### INSTRUCTIONS FOR THE TASK
Reproduce the listing in its entirety. Do not reproduce the pictures.

[[ INPUT RECORDS, beginning ]]

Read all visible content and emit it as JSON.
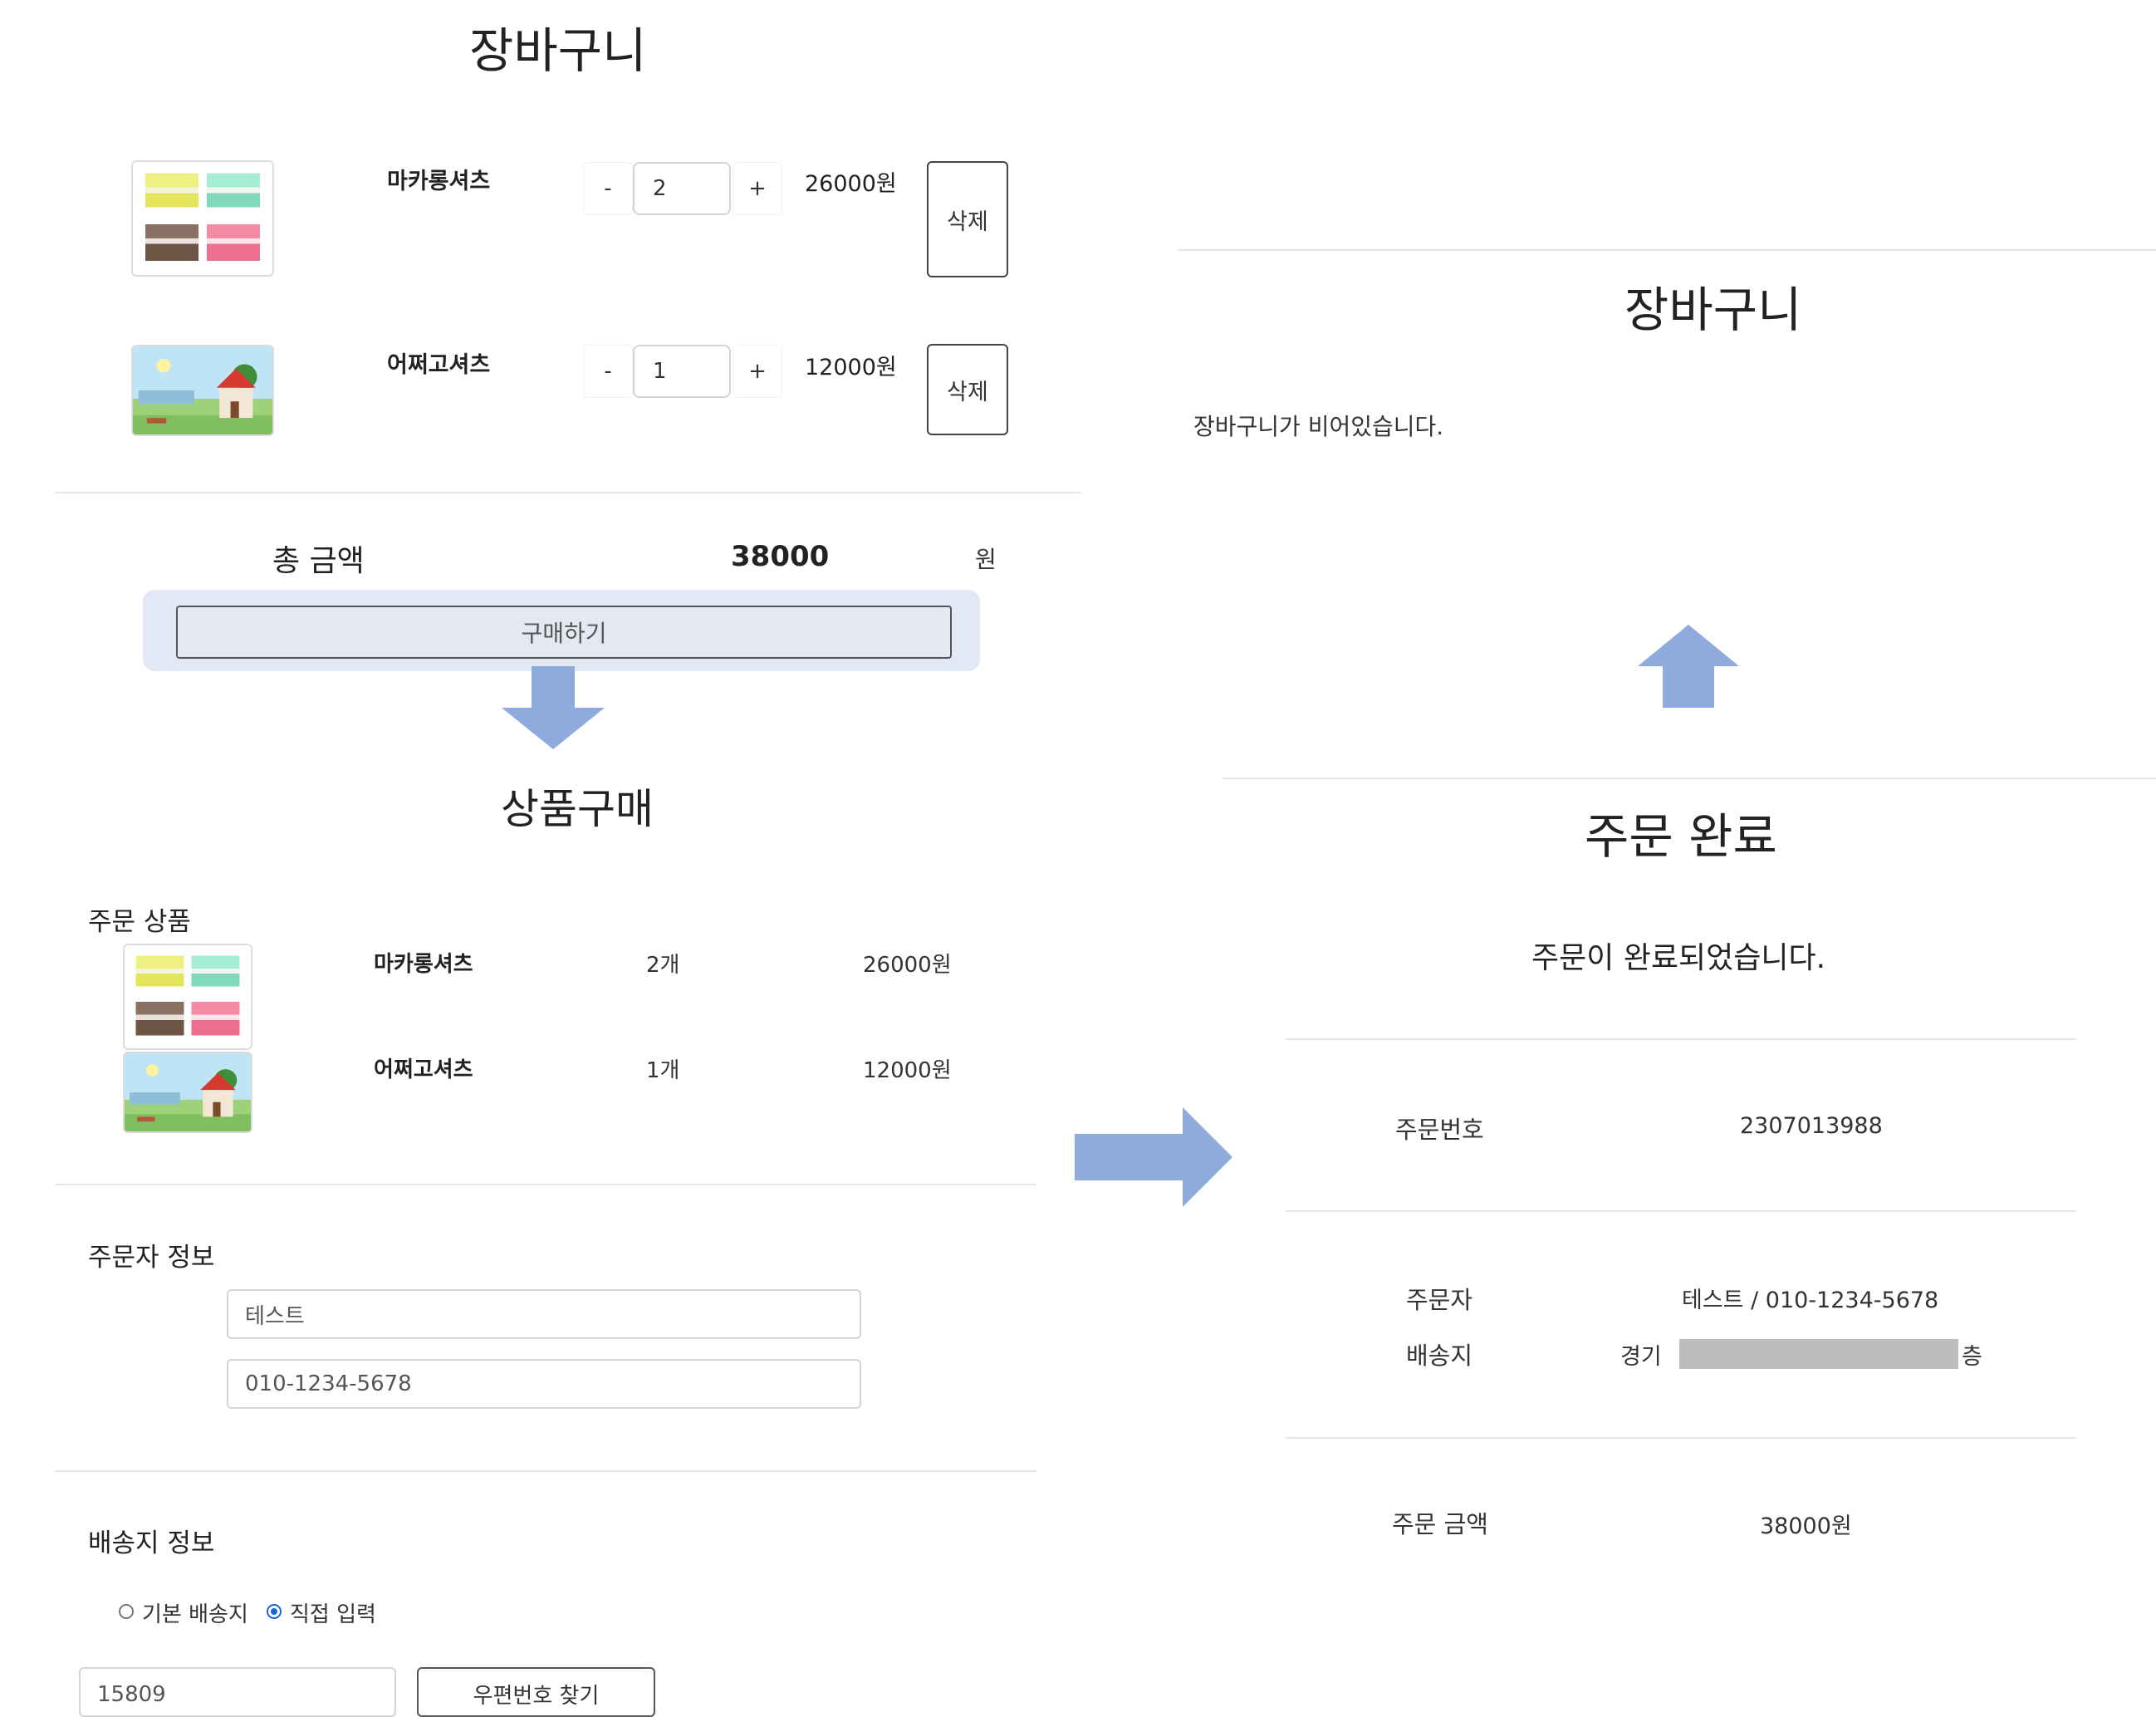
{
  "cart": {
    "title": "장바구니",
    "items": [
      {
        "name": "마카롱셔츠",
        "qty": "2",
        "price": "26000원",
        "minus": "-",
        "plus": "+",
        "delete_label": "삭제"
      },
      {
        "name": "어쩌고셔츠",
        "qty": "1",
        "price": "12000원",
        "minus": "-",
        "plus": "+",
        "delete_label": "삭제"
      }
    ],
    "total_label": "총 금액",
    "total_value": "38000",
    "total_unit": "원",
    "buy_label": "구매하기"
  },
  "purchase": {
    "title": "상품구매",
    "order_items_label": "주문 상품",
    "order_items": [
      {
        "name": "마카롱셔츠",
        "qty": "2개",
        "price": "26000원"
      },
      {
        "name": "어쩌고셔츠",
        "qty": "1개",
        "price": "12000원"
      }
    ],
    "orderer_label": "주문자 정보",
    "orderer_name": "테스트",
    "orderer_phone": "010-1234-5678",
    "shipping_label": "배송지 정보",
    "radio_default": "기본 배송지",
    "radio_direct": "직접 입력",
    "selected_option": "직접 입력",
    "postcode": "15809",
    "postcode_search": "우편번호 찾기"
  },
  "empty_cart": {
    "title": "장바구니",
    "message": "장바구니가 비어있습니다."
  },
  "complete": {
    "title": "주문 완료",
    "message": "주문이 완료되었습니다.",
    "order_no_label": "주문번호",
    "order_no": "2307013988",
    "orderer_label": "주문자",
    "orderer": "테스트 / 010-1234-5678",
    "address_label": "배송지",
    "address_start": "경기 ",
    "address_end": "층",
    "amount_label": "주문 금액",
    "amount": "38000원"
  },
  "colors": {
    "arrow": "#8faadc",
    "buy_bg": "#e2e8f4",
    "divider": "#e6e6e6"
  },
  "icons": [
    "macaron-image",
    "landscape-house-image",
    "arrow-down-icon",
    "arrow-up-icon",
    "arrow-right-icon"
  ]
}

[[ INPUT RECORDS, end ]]

### COMPLETED TASK
Read all visible content and emit it as JSON.
{
  "cart": {
    "title": "장바구니",
    "items": [
      {
        "name": "마카롱셔츠",
        "qty": "2",
        "price": "26000원",
        "minus": "-",
        "plus": "+",
        "delete_label": "삭제"
      },
      {
        "name": "어쩌고셔츠",
        "qty": "1",
        "price": "12000원",
        "minus": "-",
        "plus": "+",
        "delete_label": "삭제"
      }
    ],
    "total_label": "총 금액",
    "total_value": "38000",
    "total_unit": "원",
    "buy_label": "구매하기"
  },
  "purchase": {
    "title": "상품구매",
    "order_items_label": "주문 상품",
    "order_items": [
      {
        "name": "마카롱셔츠",
        "qty": "2개",
        "price": "26000원"
      },
      {
        "name": "어쩌고셔츠",
        "qty": "1개",
        "price": "12000원"
      }
    ],
    "orderer_label": "주문자 정보",
    "orderer_name": "테스트",
    "orderer_phone": "010-1234-5678",
    "shipping_label": "배송지 정보",
    "radio_default": "기본 배송지",
    "radio_direct": "직접 입력",
    "selected_option": "직접 입력",
    "postcode": "15809",
    "postcode_search": "우편번호 찾기"
  },
  "empty_cart": {
    "title": "장바구니",
    "message": "장바구니가 비어있습니다."
  },
  "complete": {
    "title": "주문 완료",
    "message": "주문이 완료되었습니다.",
    "order_no_label": "주문번호",
    "order_no": "2307013988",
    "orderer_label": "주문자",
    "orderer": "테스트 / 010-1234-5678",
    "address_label": "배송지",
    "address_start": "경기 ",
    "address_end": "층",
    "amount_label": "주문 금액",
    "amount": "38000원"
  },
  "colors": {
    "arrow": "#8faadc",
    "buy_bg": "#e2e8f4",
    "divider": "#e6e6e6"
  },
  "icons": [
    "macaron-image",
    "landscape-house-image",
    "arrow-down-icon",
    "arrow-up-icon",
    "arrow-right-icon"
  ]
}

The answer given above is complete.